# Work request
Going line by line through the entries below, note each one with "headset", then report how many there are and nothing else.

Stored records
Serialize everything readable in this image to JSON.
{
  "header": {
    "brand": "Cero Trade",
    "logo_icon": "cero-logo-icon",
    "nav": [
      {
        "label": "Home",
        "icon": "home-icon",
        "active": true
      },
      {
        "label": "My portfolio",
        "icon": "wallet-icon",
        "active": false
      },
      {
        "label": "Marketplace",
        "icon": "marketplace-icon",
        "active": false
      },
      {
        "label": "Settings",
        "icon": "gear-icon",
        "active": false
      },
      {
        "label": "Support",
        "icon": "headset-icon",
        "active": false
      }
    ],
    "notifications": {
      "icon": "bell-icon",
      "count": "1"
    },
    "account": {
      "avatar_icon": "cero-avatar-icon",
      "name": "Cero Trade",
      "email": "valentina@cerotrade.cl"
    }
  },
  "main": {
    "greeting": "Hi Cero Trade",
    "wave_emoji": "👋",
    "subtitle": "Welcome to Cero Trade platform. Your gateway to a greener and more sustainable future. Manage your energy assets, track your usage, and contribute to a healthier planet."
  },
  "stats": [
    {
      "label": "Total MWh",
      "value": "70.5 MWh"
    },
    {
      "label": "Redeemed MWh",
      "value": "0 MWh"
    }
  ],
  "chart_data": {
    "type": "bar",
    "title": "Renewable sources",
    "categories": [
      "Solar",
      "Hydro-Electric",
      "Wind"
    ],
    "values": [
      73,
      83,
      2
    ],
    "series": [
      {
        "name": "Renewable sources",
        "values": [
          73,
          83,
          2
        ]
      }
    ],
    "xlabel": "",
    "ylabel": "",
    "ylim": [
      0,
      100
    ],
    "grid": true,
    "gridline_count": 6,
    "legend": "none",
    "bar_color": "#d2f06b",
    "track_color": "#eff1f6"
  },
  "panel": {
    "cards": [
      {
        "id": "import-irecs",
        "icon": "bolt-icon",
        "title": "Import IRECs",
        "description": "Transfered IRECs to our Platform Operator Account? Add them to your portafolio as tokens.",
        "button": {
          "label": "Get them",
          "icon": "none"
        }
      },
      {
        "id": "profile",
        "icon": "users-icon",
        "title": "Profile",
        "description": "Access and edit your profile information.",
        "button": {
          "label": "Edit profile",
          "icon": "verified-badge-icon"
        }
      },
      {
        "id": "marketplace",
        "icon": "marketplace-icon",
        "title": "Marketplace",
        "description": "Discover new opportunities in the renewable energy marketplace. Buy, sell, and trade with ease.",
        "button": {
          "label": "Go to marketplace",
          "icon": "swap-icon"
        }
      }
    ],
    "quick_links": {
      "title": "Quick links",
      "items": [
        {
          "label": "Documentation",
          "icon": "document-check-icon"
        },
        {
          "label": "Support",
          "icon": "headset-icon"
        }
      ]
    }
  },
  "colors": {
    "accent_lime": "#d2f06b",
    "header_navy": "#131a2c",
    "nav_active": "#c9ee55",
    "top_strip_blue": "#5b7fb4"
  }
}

# Finished exercise
2